Rafael Nadal sweeps past Del Potro and into US Open final

Spaniard wins in four sets and faces Kevin Anderson as he bids for 16th Grand Slam

Rafael Nadal defeated a weary Juan Martin del Potro to set up a US Open final against Kevin Anderson.

After upsetting Roger Federer to prevent a first Flushing Meadows clash between the two giants of men's tennis, Del Potro was looking to engineer a repeat of 2009.

On that occasion he allowed Nadal just six games in the semi-finals before beating Federer over five sets to win his first, and so far only, grand slam title.

It looked a distinct possibility when he powered his way to the opening set but he could not sustain the pace and Nadal romped home to win 4-6 6-0 6-3 6-2.


Ahead of his 23rd slam final, the world number one said: “It means a lot. It’s been an amazing season after a couple of years with some troubles. This year since the beginning has been very emotional.

“To have the chance to be in another final here is very, very important for me. We did a lot of good work, we believed in what we were doing and I still have the passion and the love for this game.”

The Spaniard is looking to win his first grand slam title away from the French Open since the second of his titles in New York in 2013 and match Federer by claiming two slams this season.

He will be a hot favourite to do so against first-time finalist Anderson, who was the man to take advantage of the open bottom half of the draw.

The 31-year-old, who stands 6ft 8in, defeated Pablo Carreno Busta 4-6 7-5 6-3 6-4 to become the first South African player to reach a grand slam singles final since Kevin Curren made two in the mid-1980s.

Anderson celebrated by climbing into the stands to greet his support team, something usually reserved for the champion.

But it was tough to begrudge Anderson his moment given the years of hard work to get to a position he surely never thought would come.

And, if Nadal can maintain the form he showed against Del Potro, it will take a truly exceptional performance to deny him a 16th major title.

The last time the 31-year-old lost a slam semi-final was here eight years ago and the memories must have come flooding back in the opening set as Del Potro hammered forehands into the corners.
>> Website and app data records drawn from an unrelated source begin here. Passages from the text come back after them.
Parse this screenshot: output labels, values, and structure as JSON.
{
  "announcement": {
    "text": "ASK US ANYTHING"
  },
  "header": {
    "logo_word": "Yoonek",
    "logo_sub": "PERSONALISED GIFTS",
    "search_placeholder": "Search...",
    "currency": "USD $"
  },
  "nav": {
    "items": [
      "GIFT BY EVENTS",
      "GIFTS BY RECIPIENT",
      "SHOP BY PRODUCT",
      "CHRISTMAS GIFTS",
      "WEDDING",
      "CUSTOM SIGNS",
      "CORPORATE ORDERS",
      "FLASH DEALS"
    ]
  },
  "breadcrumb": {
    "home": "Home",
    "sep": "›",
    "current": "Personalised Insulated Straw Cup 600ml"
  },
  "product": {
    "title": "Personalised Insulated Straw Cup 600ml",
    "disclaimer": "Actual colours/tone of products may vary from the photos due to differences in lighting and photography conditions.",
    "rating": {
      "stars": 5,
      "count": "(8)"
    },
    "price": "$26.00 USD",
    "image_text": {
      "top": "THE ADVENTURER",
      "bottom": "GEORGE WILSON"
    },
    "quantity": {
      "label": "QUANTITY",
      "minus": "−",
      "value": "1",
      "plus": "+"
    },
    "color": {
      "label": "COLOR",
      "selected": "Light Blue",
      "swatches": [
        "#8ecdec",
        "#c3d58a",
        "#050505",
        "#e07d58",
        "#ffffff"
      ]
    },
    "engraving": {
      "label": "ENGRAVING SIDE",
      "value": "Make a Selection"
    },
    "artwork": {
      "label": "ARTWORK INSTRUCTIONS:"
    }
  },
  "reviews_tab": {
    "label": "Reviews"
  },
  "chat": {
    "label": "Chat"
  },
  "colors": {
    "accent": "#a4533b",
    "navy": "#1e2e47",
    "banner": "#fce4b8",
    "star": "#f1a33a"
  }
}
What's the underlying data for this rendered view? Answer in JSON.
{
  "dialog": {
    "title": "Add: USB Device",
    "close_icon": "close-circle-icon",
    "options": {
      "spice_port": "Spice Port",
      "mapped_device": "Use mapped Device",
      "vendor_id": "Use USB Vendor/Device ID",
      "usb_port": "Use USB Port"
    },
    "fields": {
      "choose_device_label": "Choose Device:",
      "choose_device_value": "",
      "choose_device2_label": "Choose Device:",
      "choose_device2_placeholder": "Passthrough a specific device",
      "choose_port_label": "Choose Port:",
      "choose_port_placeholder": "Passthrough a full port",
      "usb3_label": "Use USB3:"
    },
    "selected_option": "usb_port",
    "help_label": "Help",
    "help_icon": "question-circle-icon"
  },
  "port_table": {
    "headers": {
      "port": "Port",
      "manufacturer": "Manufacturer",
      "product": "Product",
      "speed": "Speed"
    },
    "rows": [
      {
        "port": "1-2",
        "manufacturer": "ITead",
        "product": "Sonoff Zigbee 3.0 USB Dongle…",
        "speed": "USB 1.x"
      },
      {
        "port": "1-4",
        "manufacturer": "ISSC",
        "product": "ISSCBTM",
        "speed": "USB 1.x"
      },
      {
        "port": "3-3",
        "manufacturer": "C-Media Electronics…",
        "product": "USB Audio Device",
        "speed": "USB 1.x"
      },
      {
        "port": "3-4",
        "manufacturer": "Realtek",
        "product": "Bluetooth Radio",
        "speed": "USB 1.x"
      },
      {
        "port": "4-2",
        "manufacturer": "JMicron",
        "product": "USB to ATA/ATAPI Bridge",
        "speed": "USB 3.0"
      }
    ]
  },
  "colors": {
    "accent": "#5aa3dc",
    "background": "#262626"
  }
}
The Argentinian’s backhand, so compromised by the four wrist surgeries he has undergone since 2009, also held up remarkably well to its interrogation by Nadal forehand.

But Del Potro’s road to the last four was significantly tougher than Nadal’s and that soon began to show.

While Nadal was racing to speedy wins over Alexandr Dolgopolov and Andrey Rublev, Del Potro was fighting the effects of a heavy cold, coming back from two sets down to defeat Dominic Thiem and then finding a way past Federer.

As Nadal cranked up his forehand, Del Potro's legs slowed. Tiger Woods, sitting in Nadal's box, was among the enthusiastic supporters as the top seed reeled off nine games in a row before Del Potro finally stopped the rot.

Nadal has come a long way in eight years on hard courts and, although Del Potro tried to dig in, the pressure from the other end was relentless.

Anderson briefly made the top 10 two years ago when he beat Andy Murray here to reach the quarter-finals but he has struggled with injuries since.

The most serious of them was a hip problem that ruled him out of the Australian Open and left him fearing he would need surgery.

He said: “It’s definitely an amazing feeling being in this position and I have worked very hard to get here. I have given myself a shot at being in the finals and I will be playing for a grand slam trophy.

“These grand slams are tough. We’ve been privileged to play with some of the best players to ever play the game and it’s nice that some of them gave us a shot at this tournament.”

Anderson began nervously against Carreno Busta, understandably aware of the opportunity in front of him, but once he found his range in the second set he began to dominate.

The South African eventually proved too powerful for his opponent, and, like Nadal, he had major-winning support in the shape of golfers Louis Oosthuizen and Charl Schwartzel.

Anderson said: “I’m trying really hard to be able to join their ranks. It was really nice that they came out and watched me play today.”